> &CMD`SEARCH dictionary=$+search *:@pemit %#=Definitions found:%r[u(mapquery,mapline,search,%0\%)] > +define shopkeep = Somebody who wants money for their stuff. > +search sho Definitions found: shoe An inanimate object, which nonetheless has a 'soul'. shopkeep Somebody who wants money for their stuff. shoulder Something on which is placed a burden.
So, tada! We now have 3 functions that we can use quite easily with bind variables: 'query', 'update', and 'mapquery'.
Here's the full documentation:
SQL`<name> - A query definition. The value of the attribute is an SQL query that matches one of two formats:
1) Position-based bind variables: SQL queries that use a ? in place of non-hardcoded variables.
2) Number-based bind variables: SQL queries that use ?<0> through ?<7> for bind variable position.
SQL-Platform specific queries can be created by using SQL`name`<platform>. platform is the value of config(sql_platform). If it exists, it will be used instead of SQL`name.
?s can be prefixed by _ to tell the parser to turn MUSH-style globs into SQL-style globs, as per GLOB2LIKE below.
?s prefixed by a @ tell the parser that that argument is a space-separated list intended to be turned into an SQL Array. e.g, it turns '1 2 3' into '("1", "2", "3")'. (Remember, in SQL, "1" is the same as 1 when it works with numbers.) This is useful for "SELECT * FROM foo WHERE fooid IN @?" queries.
U(QUERY,<name>[:<rowsep>[:<colsep>]][,<args>]) - Perform a query that returns results, with result rows separated by <rowsep>, cols by <colsep> (Both a space by default). Args are mapped onto the SQL query in SQL`<name>, using either methods 1 or 2 above.

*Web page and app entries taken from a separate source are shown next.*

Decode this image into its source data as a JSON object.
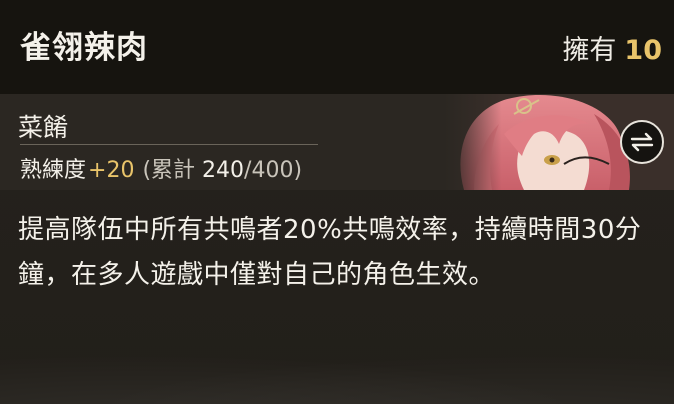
{
  "item": {
    "name": "雀翎辣肉",
    "owned_label": "擁有",
    "owned_count": "10"
  },
  "character": {
    "name": "菜餚",
    "proficiency_label": "熟練度",
    "proficiency_gain": "+20",
    "total_open": "(累計",
    "total_current": "240",
    "total_max": "/400)"
  },
  "swap_icon": "swap-arrows-icon",
  "description": "提高隊伍中所有共鳴者20%共鳴效率，持續時間30分鐘，在多人遊戲中僅對自己的角色生效。",
  "colors": {
    "accent": "#e9c46a",
    "header_bg": "#16140f",
    "panel_bg": "#24211c"
  }
}
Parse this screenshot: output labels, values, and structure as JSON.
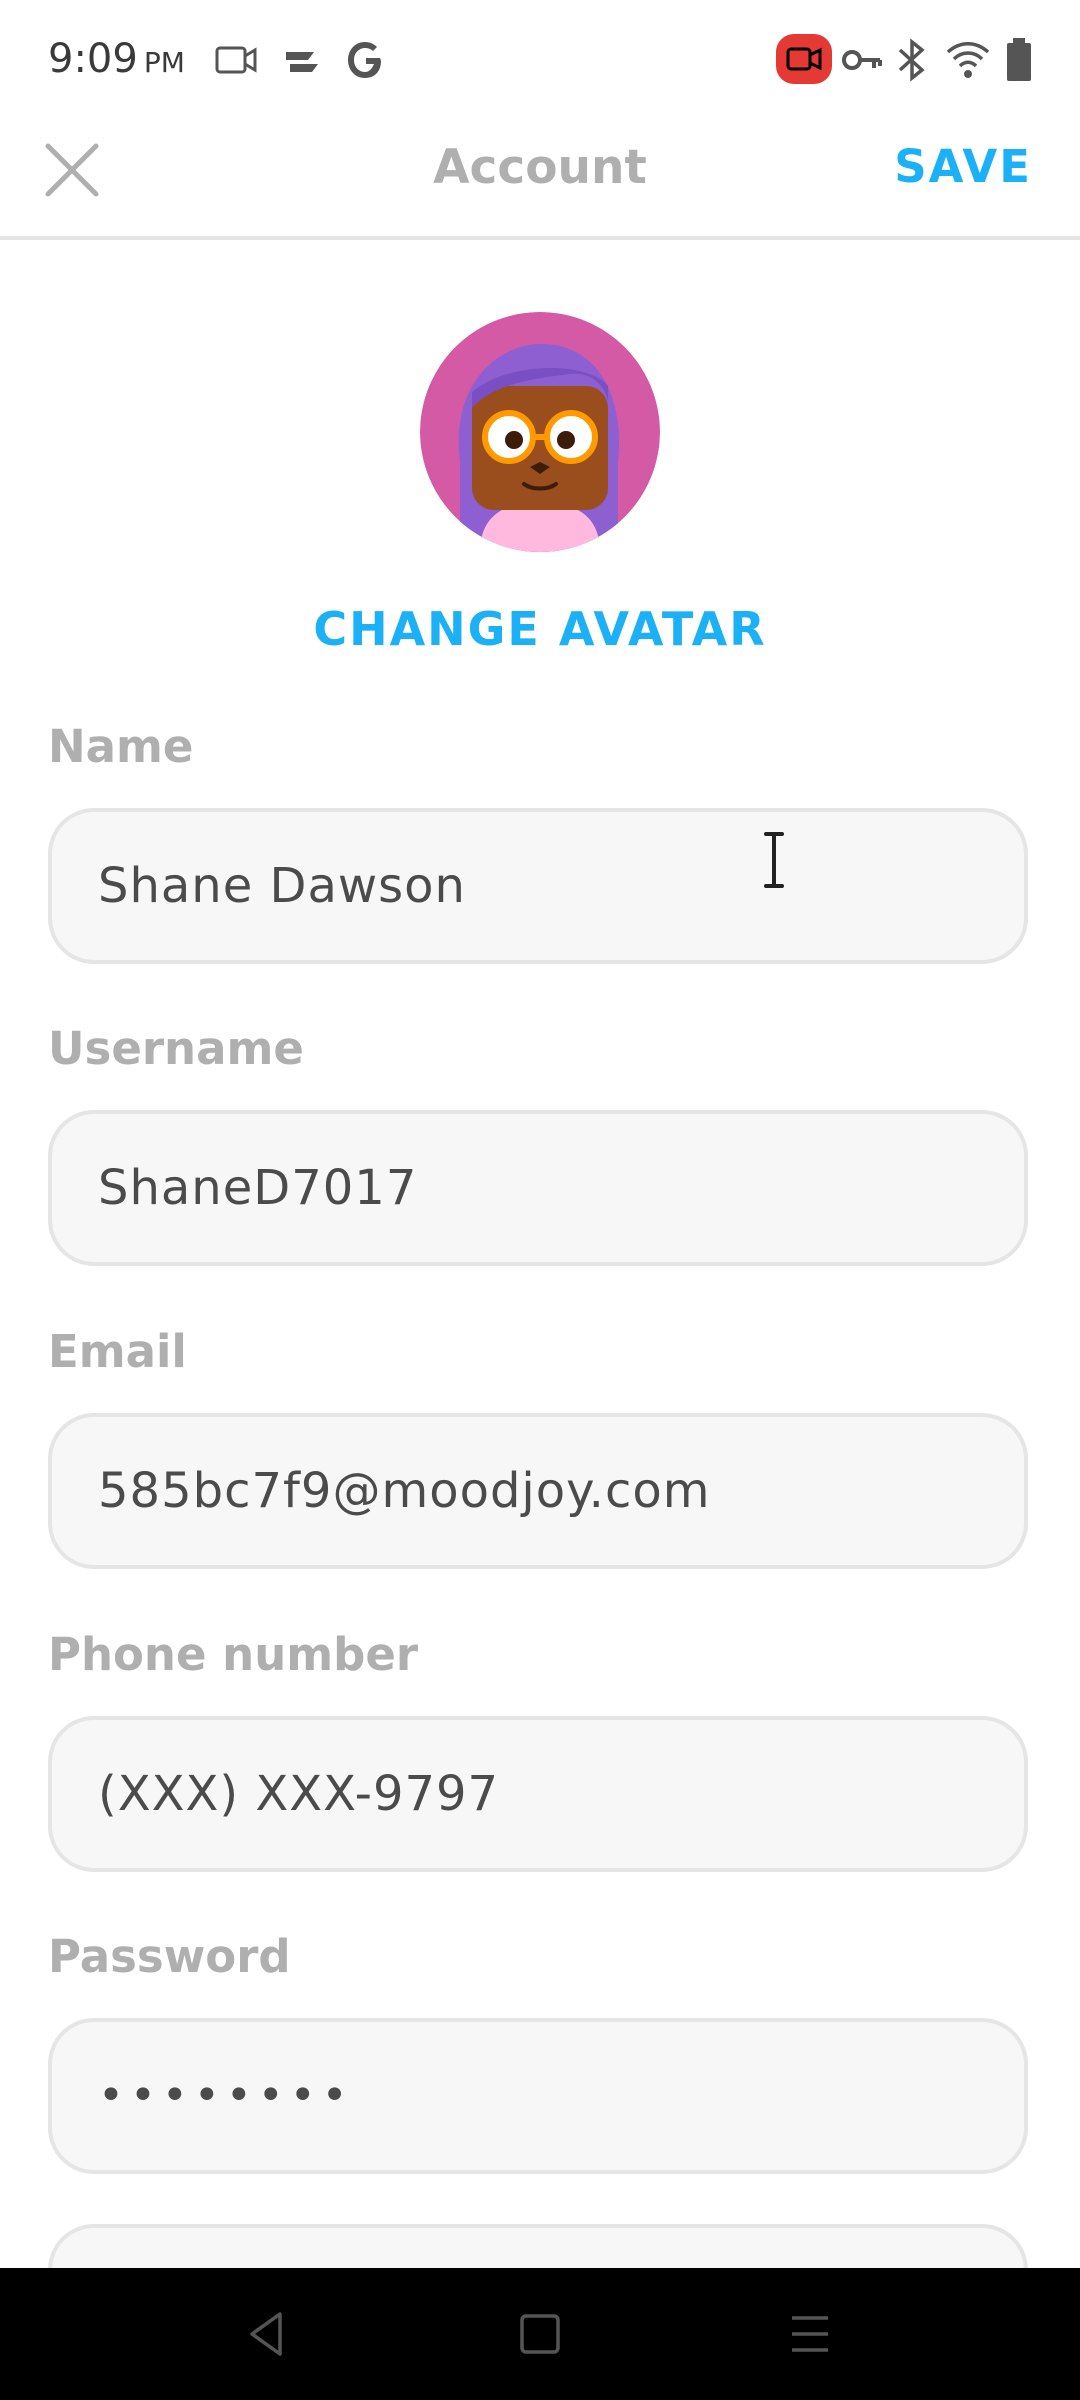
{
  "status_bar": {
    "time": "9:09",
    "ampm": "PM",
    "icons": [
      "video-icon",
      "app-icon",
      "google-icon",
      "screen-record-icon",
      "vpn-key-icon",
      "bluetooth-icon",
      "wifi-icon",
      "battery-icon"
    ]
  },
  "header": {
    "title": "Account",
    "save_label": "SAVE",
    "close_icon": "close-icon"
  },
  "avatar": {
    "change_label": "CHANGE AVATAR"
  },
  "fields": [
    {
      "label": "Name",
      "value": "Shane Dawson"
    },
    {
      "label": "Username",
      "value": "ShaneD7017"
    },
    {
      "label": "Email",
      "value": "585bc7f9@moodjoy.com"
    },
    {
      "label": "Phone number",
      "value": "(XXX) XXX-9797"
    },
    {
      "label": "Password",
      "value": "••••••••"
    }
  ],
  "nav": {
    "icons": [
      "back-icon",
      "home-icon",
      "recents-icon"
    ]
  },
  "colors": {
    "accent": "#1cb0f6",
    "label_gray": "#afafaf",
    "field_bg": "#f7f7f7",
    "field_border": "#e5e5e5",
    "text": "#4b4b4b",
    "record_red": "#e53935"
  }
}
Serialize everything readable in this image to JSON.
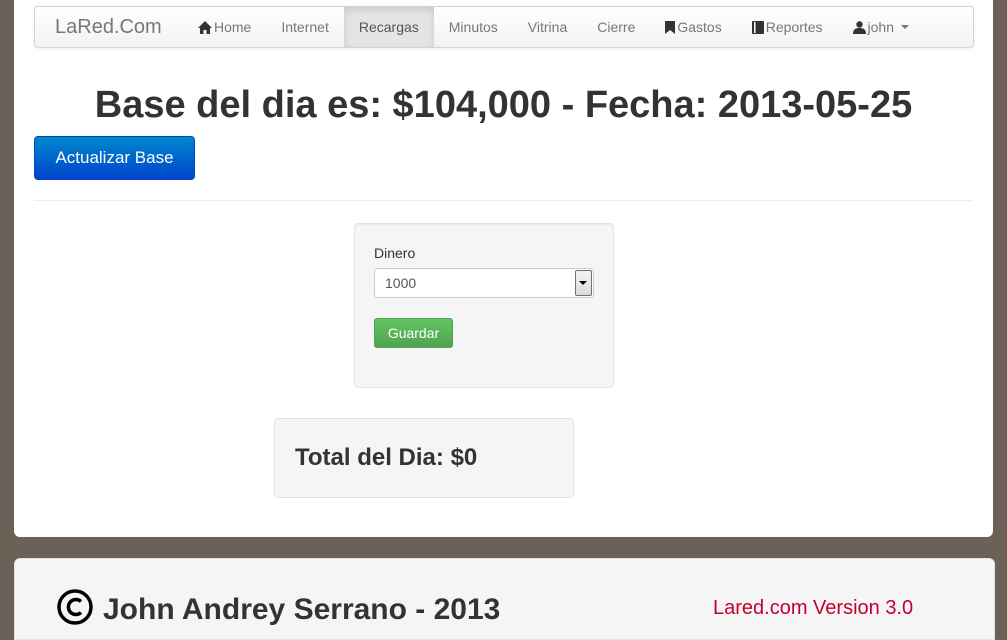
{
  "navbar": {
    "brand": "LaRed.Com",
    "items": [
      {
        "label": "Home",
        "icon": "home-icon"
      },
      {
        "label": "Internet"
      },
      {
        "label": "Recargas",
        "active": true
      },
      {
        "label": "Minutos"
      },
      {
        "label": "Vitrina"
      },
      {
        "label": "Cierre"
      },
      {
        "label": "Gastos",
        "icon": "bookmark-icon"
      },
      {
        "label": "Reportes",
        "icon": "book-icon"
      },
      {
        "label": "john",
        "icon": "user-icon",
        "dropdown": true
      }
    ]
  },
  "main": {
    "title": "Base del dia es: $104,000 - Fecha: 2013-05-25",
    "update_button": "Actualizar Base",
    "form": {
      "label": "Dinero",
      "select_value": "1000",
      "save_button": "Guardar"
    },
    "total": "Total del Dia: $0"
  },
  "footer": {
    "author": "John Andrey Serrano - 2013",
    "version": "Lared.com Version 3.0"
  },
  "colors": {
    "background": "#6b6156",
    "primary": "#0044cc",
    "success": "#51a351",
    "version_text": "#c3002f"
  }
}
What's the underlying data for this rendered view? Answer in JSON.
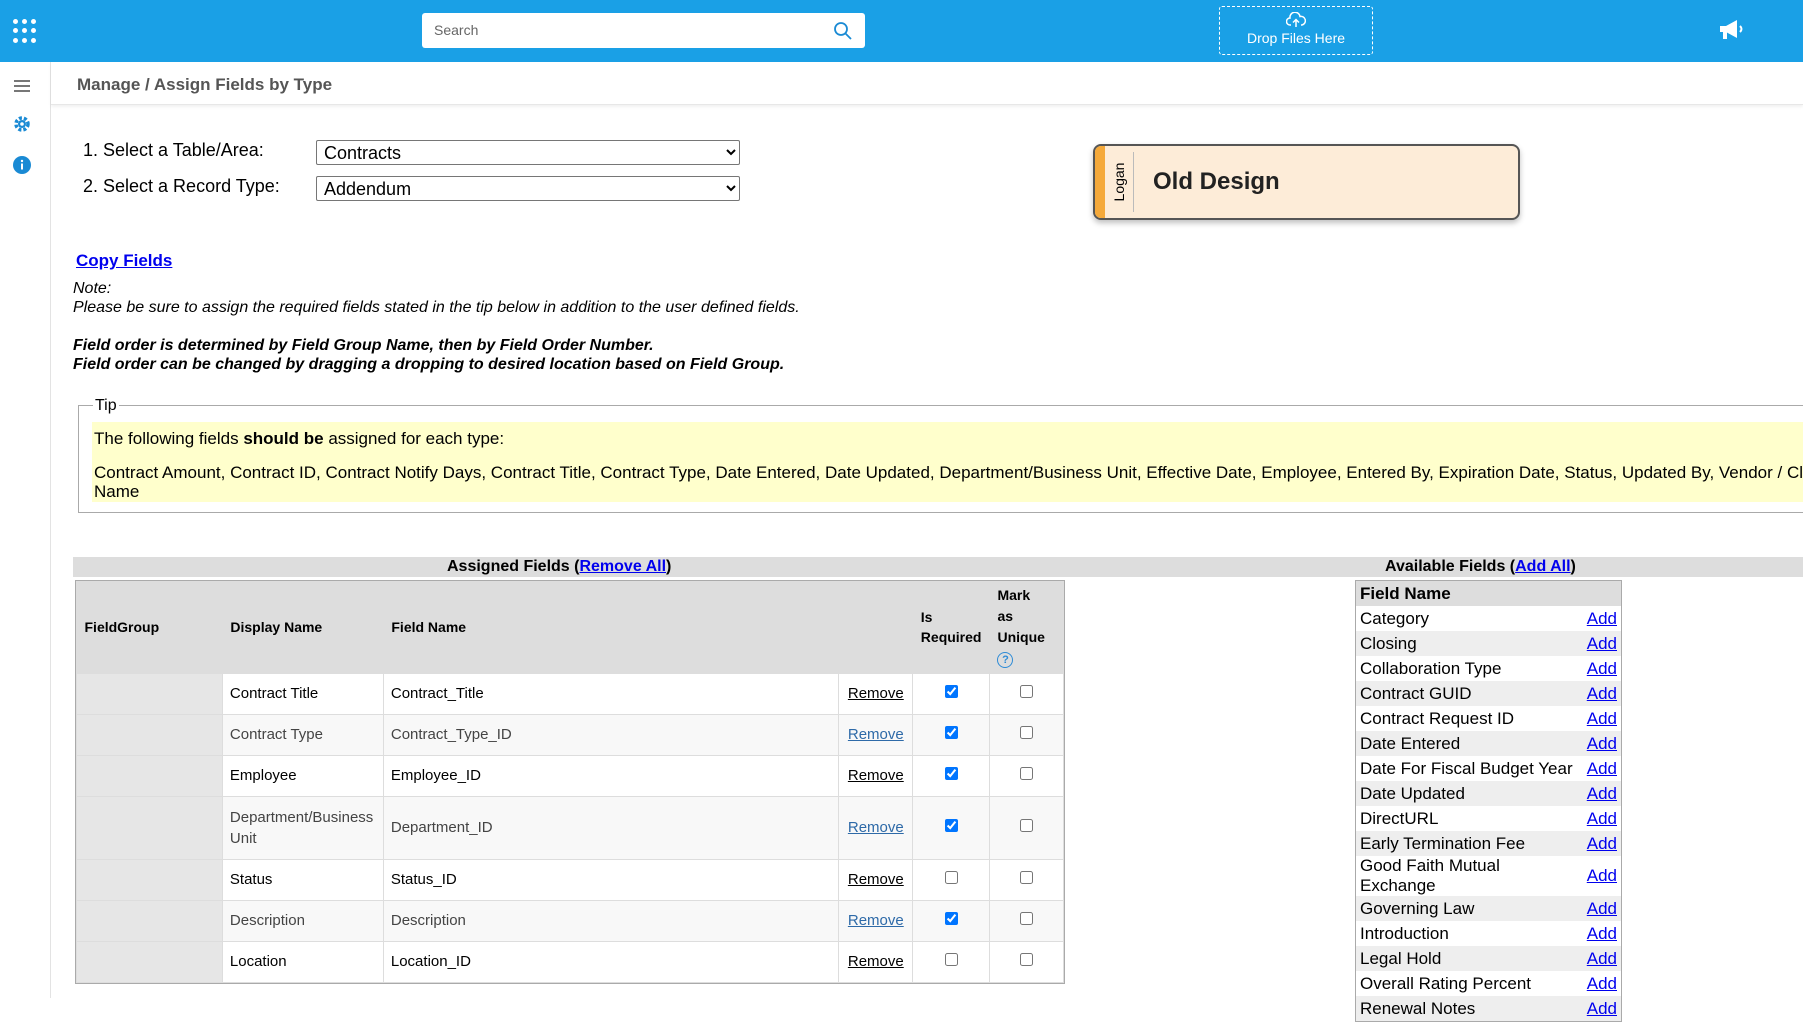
{
  "header": {
    "search_placeholder": "Search",
    "drop_label": "Drop Files Here",
    "icons": [
      "apps-grid-icon",
      "search-icon",
      "upload-cloud-icon",
      "megaphone-icon"
    ]
  },
  "sidebar": {
    "icons": [
      "menu-icon",
      "gear-icon",
      "info-icon"
    ]
  },
  "breadcrumb": "Manage / Assign Fields by Type",
  "form": {
    "table_label": "1. Select a Table/Area:",
    "table_value": "Contracts",
    "type_label": "2. Select a Record Type:",
    "type_value": "Addendum"
  },
  "design_card": {
    "user": "Logan",
    "title": "Old Design"
  },
  "copy_fields": "Copy Fields",
  "note": {
    "label": "Note:",
    "line1": "Please be sure to assign the required fields stated in the tip below in addition to the user defined fields.",
    "bold1": "Field order is determined by Field Group Name, then by Field Order Number.",
    "bold2": "Field order can be changed by dragging a dropping to desired location based on Field Group."
  },
  "tip": {
    "legend": "Tip",
    "line1_pre": "The following fields ",
    "line1_bold": "should be",
    "line1_post": " assigned for each type:",
    "fields": "Contract Amount, Contract ID, Contract Notify Days, Contract Title, Contract Type, Date Entered, Date Updated, Department/Business Unit, Effective Date, Employee, Entered By, Expiration Date, Status, Updated By, Vendor / Cli",
    "fields_line2": "Name"
  },
  "assigned": {
    "heading": "Assigned Fields (",
    "remove_all": "Remove All",
    "close": ")",
    "columns": {
      "fieldgroup": "FieldGroup",
      "display": "Display Name",
      "field": "Field Name",
      "required_1": "Is",
      "required_2": "Required",
      "unique_1": "Mark",
      "unique_2": "as",
      "unique_3": "Unique",
      "help": "?"
    },
    "remove_label": "Remove",
    "rows": [
      {
        "group": "",
        "display": "Contract Title",
        "field": "Contract_Title",
        "required": true,
        "unique": false
      },
      {
        "group": "",
        "display": "Contract Type",
        "field": "Contract_Type_ID",
        "required": true,
        "unique": false
      },
      {
        "group": "",
        "display": "Employee",
        "field": "Employee_ID",
        "required": true,
        "unique": false
      },
      {
        "group": "",
        "display": "Department/Business Unit",
        "field": "Department_ID",
        "required": true,
        "unique": false
      },
      {
        "group": "",
        "display": "Status",
        "field": "Status_ID",
        "required": false,
        "unique": false
      },
      {
        "group": "",
        "display": "Description",
        "field": "Description",
        "required": true,
        "unique": false
      },
      {
        "group": "",
        "display": "Location",
        "field": "Location_ID",
        "required": false,
        "unique": false
      }
    ]
  },
  "available": {
    "heading": "Available Fields (",
    "add_all": "Add All",
    "close": ")",
    "column": "Field Name",
    "add_label": "Add",
    "rows": [
      "Category",
      "Closing",
      "Collaboration Type",
      "Contract GUID",
      "Contract Request ID",
      "Date Entered",
      "Date For Fiscal Budget Year",
      "Date Updated",
      "DirectURL",
      "Early Termination Fee",
      "Good Faith Mutual Exchange",
      "Governing Law",
      "Introduction",
      "Legal Hold",
      "Overall Rating Percent",
      "Renewal Notes"
    ]
  }
}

U(UPDATE,<name>[,<args>]) - Identical to u(query), but designed for queries that perform updates - If the result string is empty, u(update) assumes success, and returns 1.
U(MAPSQL,<attrname>[:<rowsep>[:<dofieldnames>]],<name>[,<args>]) - Performs an SQL query, mapping <args> to its bind variables, using either bind method. Result rows are passed to <attrname> as %1-%9, with row number as %0. (Much like mapsql()). <rowsep> defaults to %r, and <dofieldnames> makes the first call to <attrname> have a rownum of 0 and %1-%9 are the names of the columns.
One helper function:
U(GLOB2SQL) - This turns a Mush glob pattern (with *s and ?s) into a glob pattern fit for SQL: * -> "%" and "?" -> "_". This can be automatically applied to your bind variable if you prefix the ? with a _. (e.g: _?) - It still does an sqlescape(), so your query is safe when you use _?.
And here's the dictionary, if you'd like it:
@link Dictionary = #0
@power Dictionary = SQL_OK
@describe Dictionary = A simple SQL-based Dictionary lies here. You can search for definitions by using "+search <term>", and you can add new ones by using "+define <term>=<definition>".
&CREATE_TABLE Dictionary=CREATE TABLE definitions (term VARCHAR(255) NOT NULL, PRIMARY KEY (term), definitions MEDIUMTEXT NOT NULL)
&CMD Dictionary=Command tree.
&CMD`DEFINE Dictionary=$+define *=*:@pemit %#=if(setr(0,u(update,define,squish(%0),squish(%1))),Word '[squish(%0)]' defined!,Error: %q0)
&CMD`SEARCH Dictionary=$+search *:@pemit %#=Definitions found:%r[u(mapquery,mapline,search,%0\%)]
&MAPLINE Dictionary=align(>10 40,%1,%2)
&SQL Dictionary=SQL Bind Query Tree
&SQL`DEFINE Dictionary=INSERT INTO definitions (term, definition) VALUES (?,?)
&SQL`SEARCH Dictionary=SELECT term, definition FROM definitions WHERE term LIKE ?
@@ If you want all +define commands to succeed, change "INSERT INTO" to "REPLACE INTO"